Last week at her choir rehearsal (I was sick and stayed at home, working on her homework mind you), Sara noticed something very odd in a vending machine. The rehearsals take place in a religious building of some sorts (it has a chapel and several classrooms, but looks more like a school to the American eye), and the vending machine in the lobby had beer. Way to stem teenage drinking.
Last but not least is a crazy "food" item I had at the Mensa (the student cafeteria) at work: Germknödel.

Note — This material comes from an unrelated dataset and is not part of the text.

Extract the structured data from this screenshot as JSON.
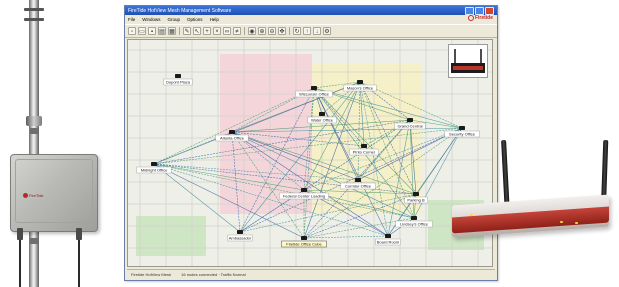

Germknödel (more at Wikipedia) is a yeasty dough, lightly cooked, that is filled with a plum jam and topped with (plenty of) vanilla sauce. It was quite filling and, at only €1,50, quite the bargain. The problem was that it just wasn't very good. I couldn't resist a whole plate of "lunch" topped with a vanilla sauce, but this one definitely won't make it back across the Atlantic for you, our beloved readers, to sample.
As you can see, we are really immersing ourselves in the German culture, craziness and all. In fact, we are so immersed that we had to take a break and fly over to Vilnius, Lithuania for a weekend, which is where I'm currently writing this post. (For those who don't know, Lithuania is where I served a mission for my church in 2002 and 2003.) It's cold but beautiful, and I'm tearing up walking down the streets. So keep an eye on the Meldrumhaus next week for a report on our little Baltic getaway.